Part of the Protecting Critical Infrastructure book series (PCIN, volume 2)

Table of contents

  1. Front Matter
    Pages i-viii
  2. Robert M. Clark, Simon Hakim
    Pages 1-27
  3. Robert Janke, Michael E. Tryby, Robert M. Clark
    Pages 29-85
  4. Hailiang Shen, Edward McBean, Yi Wang
    Pages 123-133
  5. William B. Samuels, Rakesh Bahadur, Christopher Ziemniak
    Pages 135-148
  6. R. H. S. Beuken, H. de Kater, J. H. G. Vreeburg
    Pages 149-159
  7. He Chen, Robert B. Wenger
    Pages 213-232
  8. Anatolijs Zabašta, Tālis Juhna, Kristina Tihomirova, Jānis Rubulis, Leonīds Ribickis
    Pages 315-342
  9. M. Möderl, W. Rauch, S. Achleitner, A. Lukas, E. Mayr, R. Neunteufel et al.
    Pages 343-373
  10. Back Matter
    Pages 375-398

About this book


Urban water and wastewater systems have an inherent vulnerability to both manmade and natural threats and disasters including droughts, earthquakes and terrorist attacks.  It is well established that natural disasters including major storms, such as hurricanes and flooding, can effect water supply security and integrity. Earthquakes and terrorist attacks have many characteristics in common because they are almost impossible to predict and can cause major devastation and confusion. Terrorism is also a major threat to water security and recent attention has turned to the potential that these attacks have for disrupting urban water supplies. There is a need to introduce the related concept of Integrated Water Resources Management which emphasizes linkages between land-use change and hydrological systems, between ecosystems and human health, and between political and scientific aspects of water management. An expanded water security agenda should include a conceptual focus on vulnerability, risk, and resilience; an emphasis on threats, shocks, and tipping points; and a related emphasis on adaptive management given limited predictability. Internationally, concerns about water have often taken a different focus and there is also a growing awareness, including in the US, that water security should include issues related to quantity, climate change, and biodiversity impacts, in addition to terrorism. This presents contributions from a group of internationally recognized experts that attempt to address the four areas listed above and includes suggestions as to how to deal with related problems.  It also addresses the new and potentially growing issue of cyber attacks against water and waste water infrastructure including descriptions of actual attacks, making it of interest to scholars and policy-makers concerned with protecting the water supply.

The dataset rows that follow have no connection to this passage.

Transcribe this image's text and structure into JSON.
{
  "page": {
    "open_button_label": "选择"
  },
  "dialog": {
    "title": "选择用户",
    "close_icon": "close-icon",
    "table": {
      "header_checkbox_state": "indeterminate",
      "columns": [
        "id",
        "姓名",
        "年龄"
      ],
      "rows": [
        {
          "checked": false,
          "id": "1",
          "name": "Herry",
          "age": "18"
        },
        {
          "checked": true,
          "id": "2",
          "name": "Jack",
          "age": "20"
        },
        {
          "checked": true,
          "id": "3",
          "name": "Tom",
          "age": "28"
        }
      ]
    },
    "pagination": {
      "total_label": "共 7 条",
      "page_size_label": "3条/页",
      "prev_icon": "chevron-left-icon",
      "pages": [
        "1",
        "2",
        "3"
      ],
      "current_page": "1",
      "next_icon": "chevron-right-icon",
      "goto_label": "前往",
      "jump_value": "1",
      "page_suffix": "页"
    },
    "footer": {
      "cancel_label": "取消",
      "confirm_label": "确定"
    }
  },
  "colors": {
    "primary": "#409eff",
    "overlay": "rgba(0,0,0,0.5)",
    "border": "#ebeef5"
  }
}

Climate change Critical Infrastructure Scarcity Wastewater Infrastructure Water distribution networks Water security

Editors and affiliations

  • Robert M. Clark
    • 1
  • Simon Hakim
    • 2
  1. 1.Environmental Engineering and Public Heath ConsultantCincinnatiUSA
  2. 2.Department of EconomicsTemple UniversityPhiladelphiaUSA

Bibliographic information